For example, a debtor may earn $25,000 per year after tax. They also take a $50,000 loan equivalent to 2 years of income. But, after five years, inflation has taken their pay to $50,000, which is now equal to 1 year’s wage.
That being said, constant and high inflation levels might prompt financial institutions to raise their rates to protect themselves from inflationary pressures. In turn, people with debt may find it more complicated to obtain credit.
How to Protect Your Finances?
After all this reasoning, one thing is clear: we must invest our money to beat inflation and protect ourselves. One million dollar question is: where to invest?
Most people choose traditional options like buying gold or other precious metals; some decide to go with stocks, real estate, or others. However, they all have something in common – they are all risky, and the difference is the degree of risk. For example, many experts debate whether high inflation hurts or helps stocks overall.
We are happy to represent the ultimate way to invest during inflation without risk – the Infinite Banking Concept. While traditional assets may fluctuate during economic turmoil, the Infinite Banking Concept can offset inflation expectations.
Infinite Banking Concept
Infinite Banking Concept, also known as over-funded life insurance, is a process that strategically uses a person’s whole life insurance policy. Let’s break this down.
A whole life insurance policy is a type of permanent life insurance coverage that provides death benefit protection and a cash value component. The funds in the cash account are growing on a tax-deferred basis, meaning there is no tax due on the gain unless or until it is withdrawn.
With a whole life policy, the initial amount of the death benefit and the premium are fixed income. Over time, provided that the policyholder is still living, the policy will become paid up, and premiums are no longer due.
A founder of Infinite Banking Concept, Nelson Nash, knew that whole life would be a fantastic asset during inflation. He said, “whole life insurance built this away [for Infinite Banking Concept] is a natural hedge against inflation.”
How? With the Infinite Banking Concept, we control entirely accumulating capital in an asset. This process is straightforward.
You take a low-interest loan from a mutual insurance company and draw money when needed. You are also in control of spending – there are no rules on how you should spend your money.
So, after taking a loan, instead of paying high interest to a bank or other lender, you pay off yourself. Because of this, the Infinite Banking Concept is often called the process of becoming your own banker.
And it’s true to the point because it’s designed to copy the standard banking process; you’re banking yourself. However, you are getting wealthy instead of traditional banks that profit from loans and interest rates.
Thanks to the whole life policy underlying the Infinite Banking Concept, you provide liquidity, earn stable returns even when inflation rises, and have a safe space to keep your money during inflation. Whole life policies are designed to build cash value through interest and dividends.
Further, your policy’s cash value continues to grow even when you take a loan.

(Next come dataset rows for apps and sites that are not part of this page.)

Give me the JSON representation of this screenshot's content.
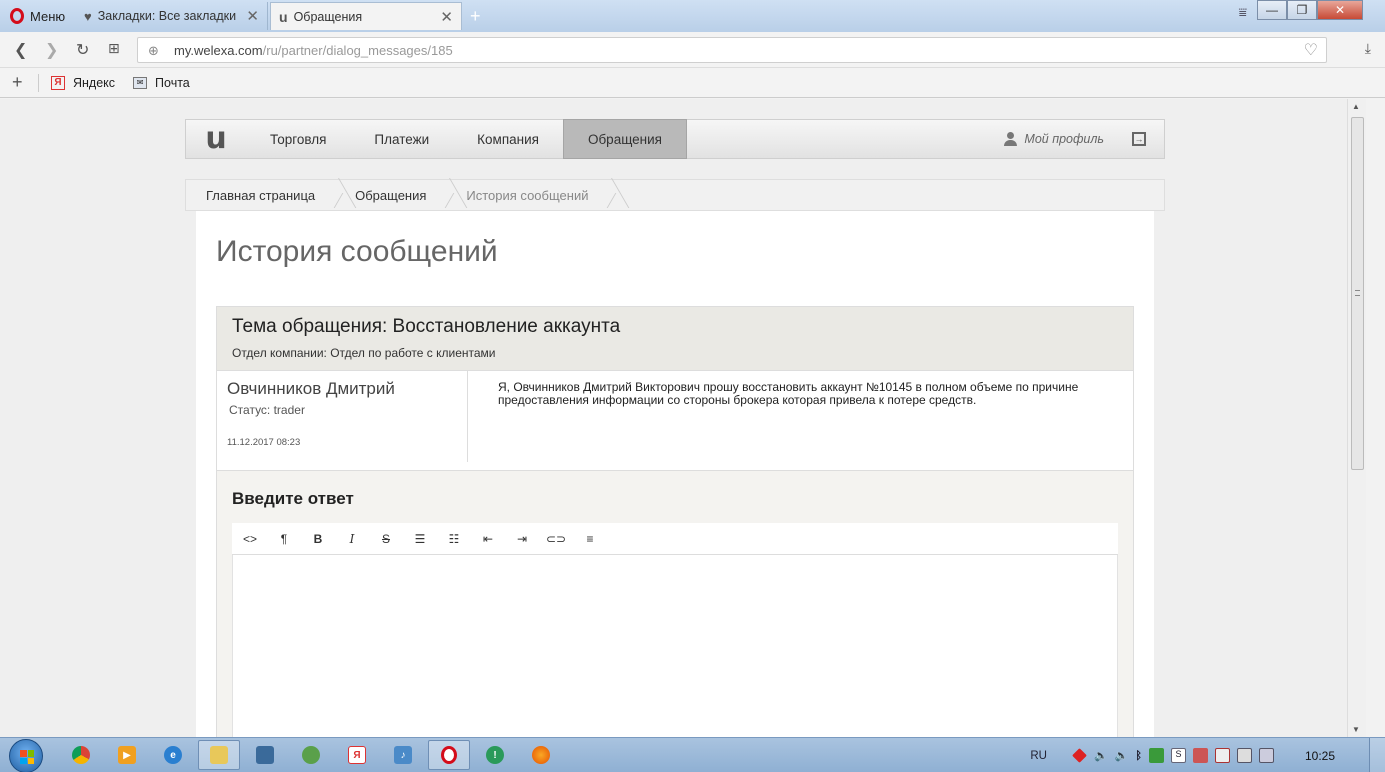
{
  "browser": {
    "menu_label": "Меню",
    "tabs": [
      {
        "title": "Закладки: Все закладки",
        "icon": "heart-icon"
      },
      {
        "title": "Обращения",
        "icon": "site-logo-icon"
      }
    ],
    "url_host": "my.welexa.com",
    "url_path": "/ru/partner/dialog_messages/185",
    "bookmarks": [
      {
        "label": "Яндекс",
        "icon": "yandex-icon"
      },
      {
        "label": "Почта",
        "icon": "mail-icon"
      }
    ]
  },
  "site": {
    "logo": "u",
    "nav": [
      "Торговля",
      "Платежи",
      "Компания",
      "Обращения"
    ],
    "active_nav": "Обращения",
    "profile_label": "Мой профиль",
    "breadcrumbs": [
      "Главная страница",
      "Обращения",
      "История сообщений"
    ]
  },
  "page": {
    "title": "История сообщений",
    "ticket": {
      "subject": "Тема обращения: Восстановление аккаунта",
      "department": "Отдел компании: Отдел по работе с клиентами",
      "message": {
        "author": "Овчинников Дмитрий",
        "status": "Статус: trader",
        "date": "11.12.2017 08:23",
        "text": "Я, Овчинников Дмитрий Викторович прошу восстановить аккаунт №10145 в полном объеме по причине предоставления информации со стороны брокера которая привела к потере средств."
      }
    },
    "reply": {
      "title": "Введите ответ",
      "toolbar": [
        {
          "name": "html-source-button",
          "glyph": "<>"
        },
        {
          "name": "paragraph-button",
          "glyph": "¶"
        },
        {
          "name": "bold-button",
          "glyph": "B"
        },
        {
          "name": "italic-button",
          "glyph": "I"
        },
        {
          "name": "strikethrough-button",
          "glyph": "S"
        },
        {
          "name": "unordered-list-button",
          "glyph": "☰"
        },
        {
          "name": "ordered-list-button",
          "glyph": "☷"
        },
        {
          "name": "outdent-button",
          "glyph": "⇤"
        },
        {
          "name": "indent-button",
          "glyph": "⇥"
        },
        {
          "name": "link-button",
          "glyph": "⊂⊃"
        },
        {
          "name": "align-button",
          "glyph": "≡"
        }
      ]
    }
  },
  "taskbar": {
    "lang": "RU",
    "time": "10:25"
  }
}
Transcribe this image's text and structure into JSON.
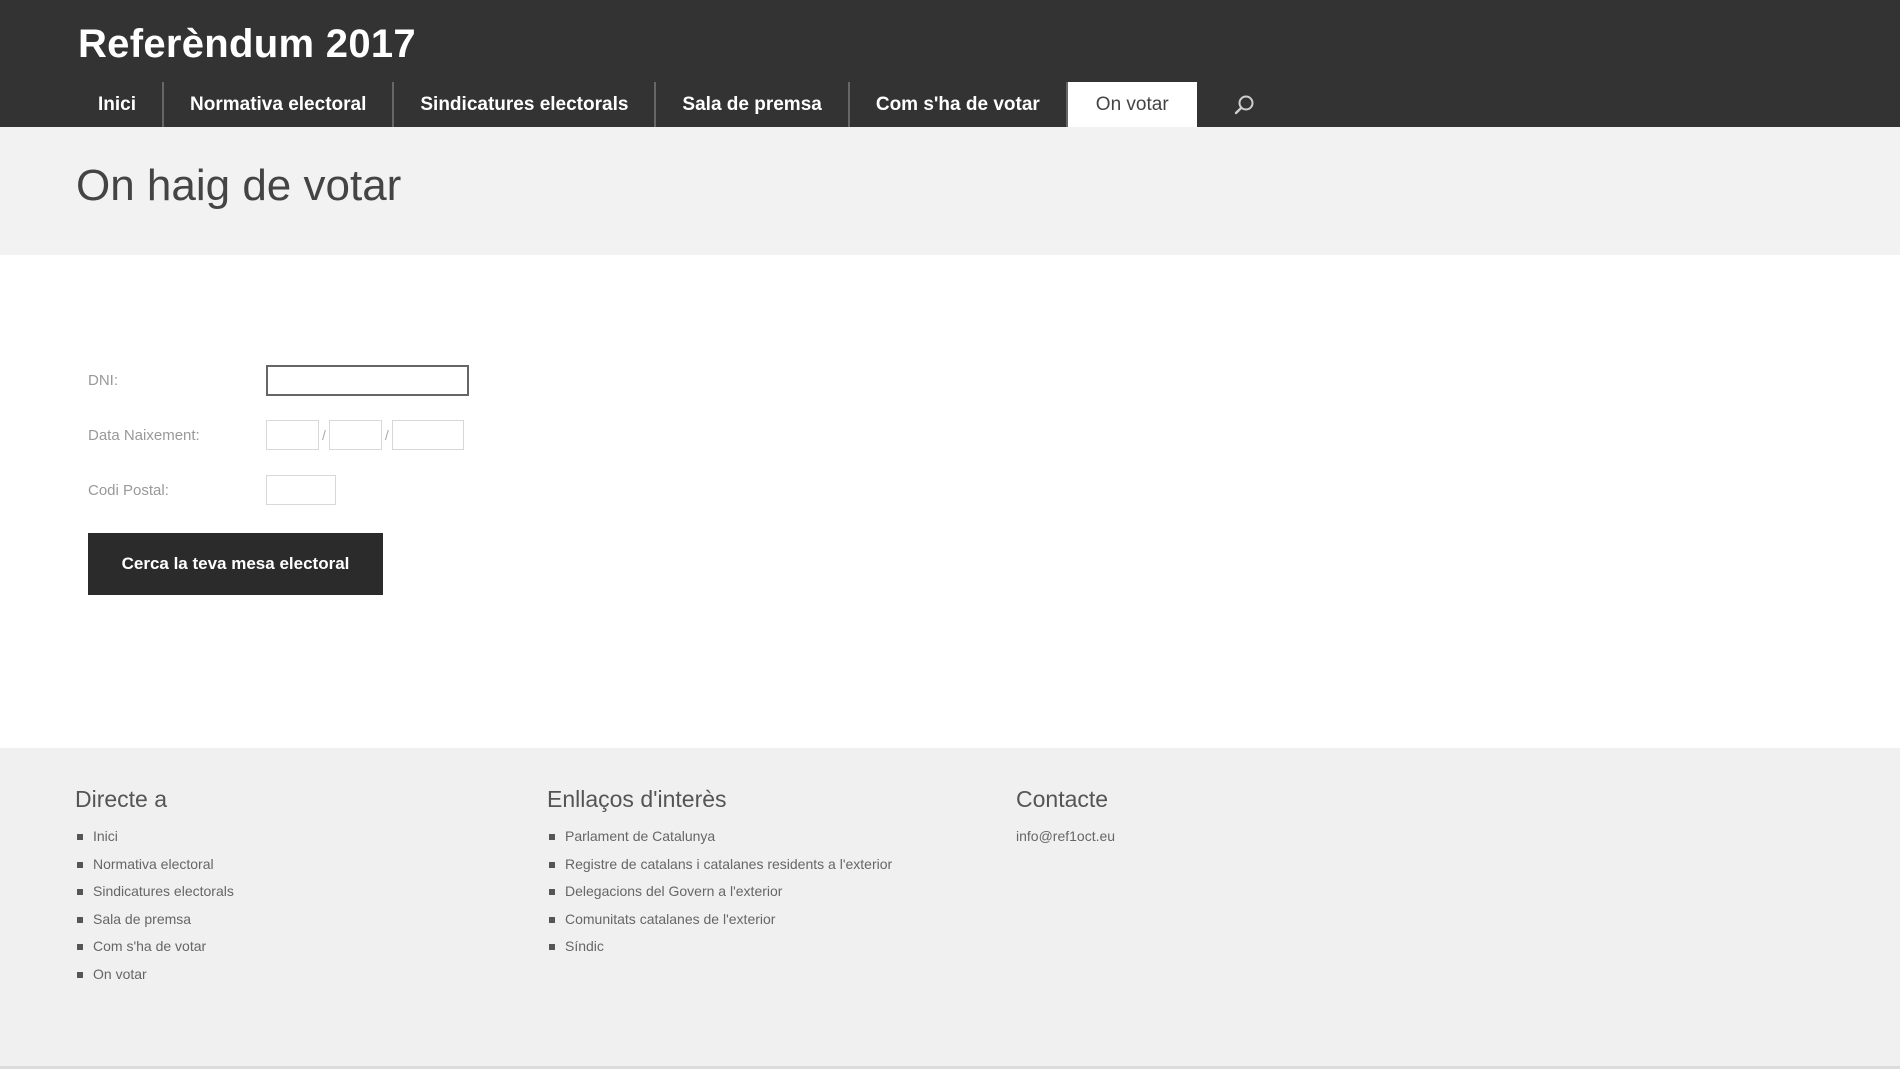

Now you can see why the whole life and Infinite Banking are perfect for beating inflation – each dollar of cash value works twice as hard to combat inflation.
Effects of inflation can vary depending on your situation and many other factors.
After reading this article, we believe you have a better picture of how the period of inflation can impact the global economy and your lifestyle. However, the Infinite Banking Concept is the best way to protect your finances in this period!
Here, in Wealth Nation, we teach people how to control their finances, use, multiply and make more money even while inflation! Watch our free masterclass and learn how to use the Infinite Banking Concept towards all of your financial goals in just one hour.